There was no direct evidence offered to establish that North Street had been officially designated as a statutory throughway under 19 V.S.A. § 38. We are not called upon in this instance to say whether this deficiency in the proof relieved the defendant of the legal consequences of section 41 at the trial. It is enough to say that the evidence on this point was sufficient to appeal to the discretion of the trial court in passing on the motion to set aside the verdict as against the weight of the evidence. See Legere v. Buinicky, 93 N.H. 71, 35 A.2d 508, 509; also 60 CJS, Motor Vehicles, § 360, e, pp. 857-859.
The defendant refers us to the testimony of the plaintiff.

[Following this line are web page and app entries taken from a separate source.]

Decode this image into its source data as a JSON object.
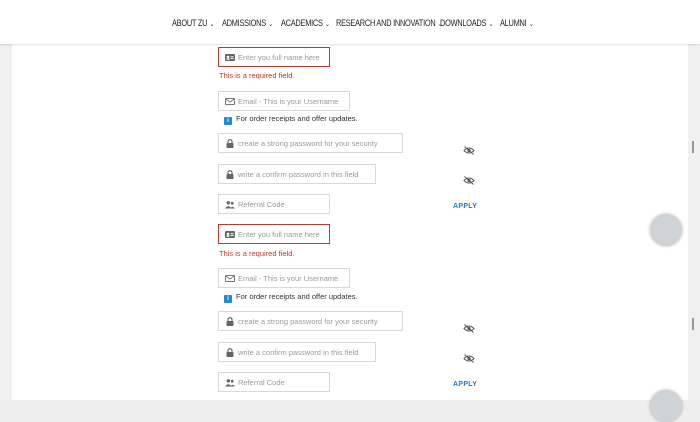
{
  "nav": {
    "items": [
      {
        "label": "ABOUT ZU"
      },
      {
        "label": "ADMISSIONS"
      },
      {
        "label": "ACADEMICS"
      },
      {
        "label": "RESEARCH AND INNOVATION"
      },
      {
        "label": "DOWNLOADS"
      },
      {
        "label": "ALUMNI"
      }
    ],
    "chevron": "⌄"
  },
  "forms": [
    {
      "fullname_placeholder": "Enter you full name here",
      "fullname_error": "This is a required field.",
      "email_placeholder": "Email - This is your Username",
      "email_note": "For order receipts and offer updates.",
      "info_badge": "i",
      "password_placeholder": "create a strong password for your security",
      "confirm_placeholder": "write a confirm password in this field",
      "referral_placeholder": "Referral Code",
      "apply_label": "APPLY"
    },
    {
      "fullname_placeholder": "Enter you full name here",
      "fullname_error": "This is a required field.",
      "email_placeholder": "Email - This is your Username",
      "email_note": "For order receipts and offer updates.",
      "info_badge": "i",
      "password_placeholder": "create a strong password for your security",
      "confirm_placeholder": "write a confirm password in this field",
      "referral_placeholder": "Referral Code",
      "apply_label": "APPLY"
    }
  ],
  "colors": {
    "error": "#c0392b",
    "accent": "#1e78c8",
    "info": "#1e8bd0"
  },
  "icons": {
    "fullname": "id-card-icon",
    "email": "envelope-icon",
    "password": "lock-icon",
    "confirm": "lock-icon",
    "referral": "users-icon",
    "toggle": "eye-slash-icon"
  }
}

The defendant contends that the verdict of the jury might well have turned on the plaintiff's contributory negligence. He argues that the inattention of the plaintiff as a passenger and her failure to cry out when she observed the lights from the defendant's car could well have had a detrimental effect on her husband's operation of his vehicle at the time of the accident.
The dictates of prudence might equally as well have required silence on the part of the guest passenger when confronted by this situation. In any event, the duty of a passenger to warn the operator arises only when he fully apprehends a danger, and the danger is such that it would call upon a reasonably prudent passenger to put the operator on guard and the risk would thereby be averted. Kaufman v. Pennsylvania Railroad Co., 2 N.J. 318, 66 A.2d 527, 529. See also, Higgins v. Metzger, 101 Vt. 285, 293, 143 A 394.
The plaintiff was not bound to anticipate that either operator would omit the exercise of due care in entering this intersection. Senecal v. Bleau, 108 Vt. 486, 495, 189 A 139; Leclair v. Boudreau, 101 Vt. 270, 276, 143 A 401, 63 ALR 1427. And any negligence on the part of her husband could not be imputed to her on the facts of this case. Blondin v. Carr, 121 Vt. 157, 160, 151 A.2d 121. In this discretionary ruling, the trial court was entitled to conclude that the evidence did not support a determination by the jury that the plaintiff's conduct contributed as a cause of her injury.
The plaintiff's motion to set the verdict aside as against the weight of the evidence required the trial court to proceed with cautious deliberation. Once the issue of negligence has been committed to the jury under correct instructions, it is the province of the jury to resolve the true facts, and relate the conduct of the parties to the standard of care required of reasonably prudent men under similar circumstances. In this, the judgment of the jury as expressed in the verdict is, and should be in most instances, final. Where there is a conflict in the evidence, the trial court is not empowered to disturb the result of the jury merely because the conclusion differs with that which the judge might have reached. Yet, in those occasional cases where it is clear the jury has gone astray, by influence of passion or prejudice, or because the jury has taken an obviously mistaken view of the merits of the controversy, it is the duty of the Court, upon proper motion, to reject the verdict. Rule v. Johnson, 104 Vt. 486, 491, 162 A 383; Smith v. Martin, 93 Vt. 111, 122, 106 A 666.
The circumstances of the accident, the oral testimony of the witnesses and the combined effect of all the evidence were matters for the trial court's considered discretion in passing on the motion presented. The record in its entirety fails to show the court's discretion was exercised on grounds or for reasons clearly untenable. Without such a showing, no abuse of discretion appears, and the order entered must stand. Belock v. State Mutual Fire Insurance Co., supra, 106 Vt at 444, 175 A at 23; Temple v. Atwood, 99 Vt. 434, 435, 134 A 591.
Order setting aside the verdict and granting a new trial is affirmed, and cause remanded.